Peruvian Anchovies are a big deal in the north.
It’s not surprising they are often caught as a delicacy in a South American market.
The only catch is the anchovy itself, which can sell for a few dollars a kilo.
But the meat is not what the Peruvians are concerned about.
They are worried about the harmful effects on the marine environment, and are using them to scare consumers.
“We’re worried about anchovies because they’re being eaten by a lot of people, particularly in the south, especially in Peru,” said José, a fisherman in the remote fishing village of Santa Pascua.
“They are used as a condiment in cooking.
The fish are being sold as a source of protein.”
There are several types of anchovies, but they’re most commonly referred to as “lacapu” or “laceratora.”
Lacapu are caught in shallow water, and often they’re caught in areas where anchovies are rare or even nonexistent.
Lacapucas are harvested in large groups.
Jose said that while they were only caught recently, he had seen dozens of fish in the past two weeks.
The Peruvian fishing community is very concerned about the effects anchovies have on the reef.
“The fish are very big, they can hold up to 15 kilograms [24 pounds],” said Jose, who is also the owner of a local fish-monger.
But the Peruans are not just concerned about anchovy. “
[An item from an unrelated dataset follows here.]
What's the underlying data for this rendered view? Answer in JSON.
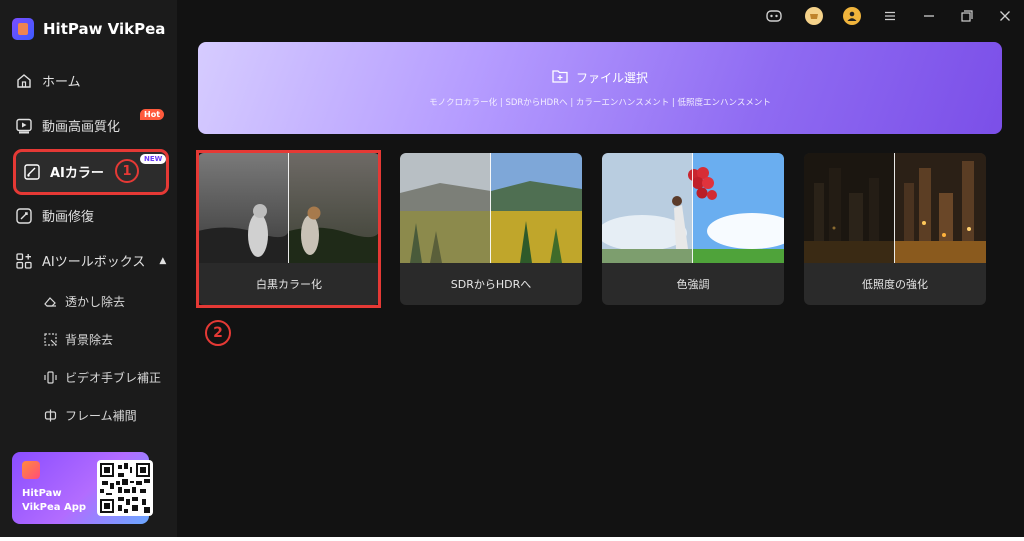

It’s like we’re taking these fish and we’re putting them in this heavy net, because they are very heavy and we can’t move them.”
But the Peruans are not just concerned about anchovy.
They’re also concerned about a number of other marine species.
In addition to anchovies and laceratoras, there are also pufferfish, shrimp, and other seafoods.
“Some of the shrimp are contaminated with anchovy blood,” said Jose.
“Because of that, it’s causing them to be sick.
We don’t know if it’s from the anchovies or the blood.”
In some cases, anchovies can be eaten raw, and sometimes even cooked.
But Jose said he’s not allowed to cook them, and that the fish is sometimes eaten without the flesh.
The seafood industry in Peru is so important to the people of the region, and they’re the ones that are suffering from the impacts anchovies pose to the environment.
“In some cases we’re selling them to restaurants,” he said.
“There are a lot more restaurants that are eating them because of the anchoring.”
The Peruvian government is aware of the risks of anchovy consumption.
A spokesman for the Perpós, a government agency, told ABC News that “pufferfish is a source fish of environmental concern because of its toxicity to the coral reef.”
The spokesman also noted that “in some regions, fish stocks are threatened due to anchovy contamination.”
But they also noted “it is possible that the effects on marine life due to the consumption of anchoises may be temporary.”
The spokesperson also said the Perumas government is working on a proposal to ban the consumption and sale of anchovie.
And they said that they hope to have a proposal ready by March 1.
The industry’s stance is not unique.
In Peru, there is a growing push to ban anchovies from the country.
Last year, the government proposed a bill that would ban anchovy from the market by July 1, 2021.
The bill also calls for anchovies to be banned from the consumption by August 31, 2020.
In January, the Ministry of Food and Agriculture proposed a ban on anchovies in January 2021.
But many of the local fishermen who are concerned say the ban won’t do anything to stop the consumption.
“I’m worried because I know anchovies were in the ocean for thousands of years,” said one fisherman.
“What will happen when the anchovie goes into the ocean?”
“There is a lot that needs to be done.
There are many anchovies on the market and it is not possible to stop them from going into the oceans,” said another fisherman.
According to the Perú government, there’s no way to predict the effect the anchovets will have on marine species, and there’s little that they can do to control them.
It is still illegal to catch anchovies for the U.S. market, but according to the Department of Agriculture, there has been a rise in demand.
A spokesperson for the agency told ABC that there are more than 3,000 restaurants in the U, and about 70 percent of them have approved the use of anchoves.
“At this point, there aren’t any rules or regulations in place that specifically prohibit anchovies consumption,” said spokesperson Jennifer Tompkins.
“If they are caught illegally, they may